- A willingness to learn about and engage with your local criminal justice system
- Registering to vote and voting (if you are eligible)
- At least a few minutes a week to keep up with local criminal justice news
Two of the biggest ways that you can help Strengthen the Sixth is by voting and through jury duty.
The general public is in the best position to hold other criminal justice stakeholders accountable for faults in the criminal justice system. In many parts of the country, key members of the other stakeholder groups are chosen at the ballot box: depending on where you live, your local judges, district attorney, chief public defender, sheriff, legislators, and government executives (including governors and mayors) may be elected. This means that you have a say in who fills these important roles, whether you’re voting or running for office yourself.
Furthermore, the public is directly involved in court cases through jury duty. If you meet your local court’s eligibility requirements for jurors, your name may be selected at random to serve on a jury in a criminal trial. This centuries-old process is a key part of making trials fair and verdicts accurate.
Voting and jury duty may only come up once every several months, but staying informed about criminal justice in your community is something you can do everyday. For example, learn who the criminal justice leaders are in your community - such as the judges, district attorney, chief public defender, sheriff, and key policymakers - and look for news on what those stakeholders are doing to address racial justice, bail reform and access to justice.
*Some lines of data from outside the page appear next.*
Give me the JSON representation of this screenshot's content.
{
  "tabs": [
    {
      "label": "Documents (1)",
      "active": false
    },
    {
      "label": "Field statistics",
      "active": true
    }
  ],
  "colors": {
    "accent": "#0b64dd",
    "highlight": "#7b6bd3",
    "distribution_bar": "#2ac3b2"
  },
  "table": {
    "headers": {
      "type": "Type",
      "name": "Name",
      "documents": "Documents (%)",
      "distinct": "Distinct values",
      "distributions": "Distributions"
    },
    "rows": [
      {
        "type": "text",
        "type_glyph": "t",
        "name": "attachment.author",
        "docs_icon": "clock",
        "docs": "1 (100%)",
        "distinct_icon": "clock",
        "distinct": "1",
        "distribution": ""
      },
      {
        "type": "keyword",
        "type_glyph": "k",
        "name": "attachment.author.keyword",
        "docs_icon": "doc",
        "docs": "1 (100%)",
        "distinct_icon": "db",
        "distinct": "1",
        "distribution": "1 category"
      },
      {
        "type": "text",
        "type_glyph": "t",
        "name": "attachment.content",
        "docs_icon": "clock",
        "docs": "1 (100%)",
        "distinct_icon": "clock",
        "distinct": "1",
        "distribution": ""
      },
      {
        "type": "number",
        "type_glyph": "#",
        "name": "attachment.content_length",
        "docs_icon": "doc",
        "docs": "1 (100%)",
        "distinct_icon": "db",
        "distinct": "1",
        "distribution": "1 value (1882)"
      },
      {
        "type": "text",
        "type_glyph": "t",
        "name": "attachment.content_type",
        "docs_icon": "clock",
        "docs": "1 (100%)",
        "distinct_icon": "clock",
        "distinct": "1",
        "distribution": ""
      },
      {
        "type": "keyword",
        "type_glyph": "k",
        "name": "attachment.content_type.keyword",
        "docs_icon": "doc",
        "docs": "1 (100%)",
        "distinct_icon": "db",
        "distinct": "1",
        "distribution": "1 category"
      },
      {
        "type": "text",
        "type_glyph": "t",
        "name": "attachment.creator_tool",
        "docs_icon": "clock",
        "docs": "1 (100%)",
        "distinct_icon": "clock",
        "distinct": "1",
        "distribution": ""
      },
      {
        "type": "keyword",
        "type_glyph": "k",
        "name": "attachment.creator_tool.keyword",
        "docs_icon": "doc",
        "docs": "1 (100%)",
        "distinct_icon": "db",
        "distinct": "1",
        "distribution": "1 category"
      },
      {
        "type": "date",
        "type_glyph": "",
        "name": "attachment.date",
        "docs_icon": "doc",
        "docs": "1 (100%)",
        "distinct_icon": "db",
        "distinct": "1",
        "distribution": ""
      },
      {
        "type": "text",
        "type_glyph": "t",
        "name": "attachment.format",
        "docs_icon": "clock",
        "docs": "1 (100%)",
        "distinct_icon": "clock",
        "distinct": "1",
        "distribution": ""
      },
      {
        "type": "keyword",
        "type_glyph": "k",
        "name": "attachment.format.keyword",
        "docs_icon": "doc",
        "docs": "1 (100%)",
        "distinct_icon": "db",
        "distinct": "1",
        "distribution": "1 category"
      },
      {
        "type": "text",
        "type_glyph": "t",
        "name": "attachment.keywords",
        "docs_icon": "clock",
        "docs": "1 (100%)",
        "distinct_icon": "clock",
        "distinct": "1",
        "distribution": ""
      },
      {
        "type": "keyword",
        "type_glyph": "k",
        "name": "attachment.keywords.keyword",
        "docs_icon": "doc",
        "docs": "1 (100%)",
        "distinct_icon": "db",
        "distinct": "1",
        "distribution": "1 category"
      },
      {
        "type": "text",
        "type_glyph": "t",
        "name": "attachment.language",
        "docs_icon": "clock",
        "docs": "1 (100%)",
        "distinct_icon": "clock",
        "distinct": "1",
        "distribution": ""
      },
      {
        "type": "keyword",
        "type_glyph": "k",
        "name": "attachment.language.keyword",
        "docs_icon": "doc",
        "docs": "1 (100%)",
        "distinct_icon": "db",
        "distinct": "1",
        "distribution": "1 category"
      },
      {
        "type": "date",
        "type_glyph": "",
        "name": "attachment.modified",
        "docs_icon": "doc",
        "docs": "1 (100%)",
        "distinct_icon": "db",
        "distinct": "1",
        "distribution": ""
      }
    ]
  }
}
If you can’t find news, email or call their offices and find out. Keeping up with local criminal justice news can help you make informed decisions at the ballot box when criminal justice officials are up for election.
For those who are looking for ways to engage beyond voting, jury duty, and staying informed, there are a number of ways to get involved in improving criminal justice. For example, participate in a court-watching program and help local organizers understand the strengths and weaknesses of your courts. Discover other grassroots efforts in your community that are aimed at making sure rights are upheld for all citizens.
- Avoiding jury duty, including by failing to provide required information for jury service or by not responding to a jury summons
- Spreading false information about criminal justice on social media